Iran Tests, Gaza Fires


Iran Tests, Gaza Fires

This week Iran test-fired both its Fajr-5 and Nasreat-10 missiles.

Iran successfully tested two types of short-range missiles in military operations on March 9. Iran’s ground forces staged the three-day drill in the country’s southwestern province of Khuzestan.

The two types of missile tested were the Fajr-5 and the Nazreat-10. The Fajr-5 made headlines around the world when a number were launched in the missile barrage from Gaza into Israel in November. Their range allowed them to penetrate deep into Israel. Some went as far as the foothills of Jerusalem.

The Fajr-5 has been developed in Iran for a number of years.
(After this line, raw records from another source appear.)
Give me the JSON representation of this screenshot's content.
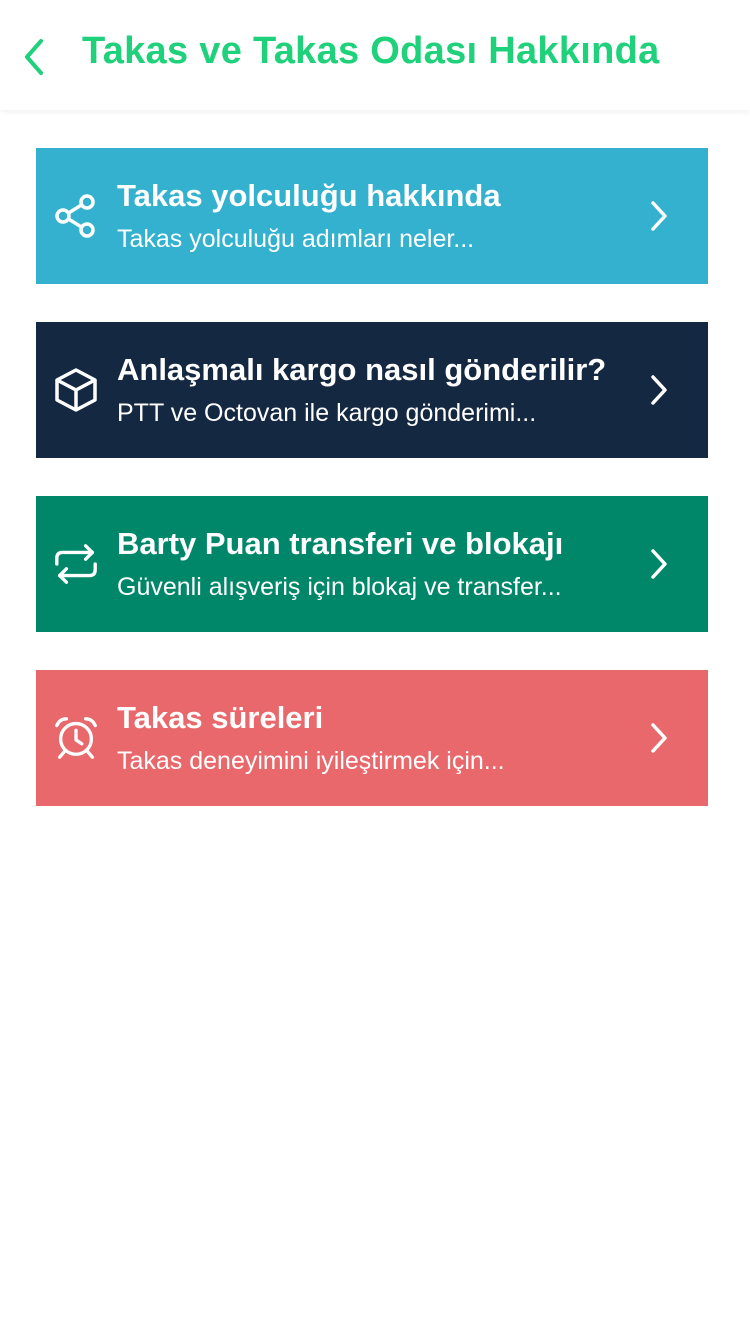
{
  "header": {
    "title": "Takas ve Takas Odası Hakkında",
    "back_icon": "chevron-left-icon",
    "accent_color": "#1ed17a"
  },
  "cards": [
    {
      "title": "Takas yolculuğu hakkında",
      "subtitle": "Takas yolculuğu adımları neler...",
      "icon": "share-icon",
      "color": "#33b1cf"
    },
    {
      "title": "Anlaşmalı kargo nasıl gönderilir?",
      "subtitle": "PTT ve Octovan ile kargo gönderimi...",
      "icon": "box-icon",
      "color": "#152842"
    },
    {
      "title": "Barty Puan transferi ve blokajı",
      "subtitle": "Güvenli alışveriş için blokaj ve transfer...",
      "icon": "repeat-icon",
      "color": "#00876a"
    },
    {
      "title": "Takas süreleri",
      "subtitle": "Takas deneyimini iyileştirmek için...",
      "icon": "alarm-clock-icon",
      "color": "#e9686c"
    }
  ]
}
When they showed up in Gaza, controlled by forces that couldn’t design such a weapon themselves, questions were raised as to where they came from.

Israel continually accuses Iran of smuggling the weapons through Africa, up into the Sinai Peninsula, and then through the tunnels on the border of Egypt into Gaza. Israel has been accused of carrying out an air raid in October on a Sudanese factory that was producing weapons allegedly destined for Gaza.

Hamas forces based in Gaza readily admit they get weapons from Iran. Mahmoud Zahar, a prominent Hamas member in Gaza, told reporters on November 24 that he was confident that Iran would increase military and financial support.

The Fajr-5 is tested in Iran, and launched in Gaza. The Nazeat-10, the other missile Iran tested on Tuesday, is the Fajr-5’s big brother. While the radius of the Fajr-5 is approximately 45 miles, the Nazeat-10 can reach up to 62 miles.

During Israel’s conflict with Gaza, sirens rang in both Jerusalem and Tel Aviv. Fajr-5 missiles landed in areas surrounding the cities. The technology for those missiles came from Iran. What happens if the technology for the Nazeat-10, or the missiles themselves, makes its way to Gaza? Will Hamas show restraint in using the longer range weapons?

In late 2008, Israel undertook Operation Cast Lead with the intent of stemming the attacks on Israel from both militants and rockets. The operation succeeded in slowing the attacks from Hamas terrorists, but failed to destroy them. They came back more powerful than ever in 2012 with the use of rockets such as the Fajr-5.

Israel’s Operation Pillar of Defense took place in late 2012, as a response to rockets fired from Gaza. The surgical strikes by Israel in response hindered the terrorists, but once again failed to destroy them. What will happen in the next round?

If Hamas follows its current trend, it will be stronger in the next round of conflict. Watch Iran and its allies as they test weapons and flex their military muscle. What is developed and tested in Iran invariably finds its way to the Gaza Strip.

Watch as the Persians push further to promote their agenda in the Middle East and abroad. Read The King of the South to see how this endeavor will end.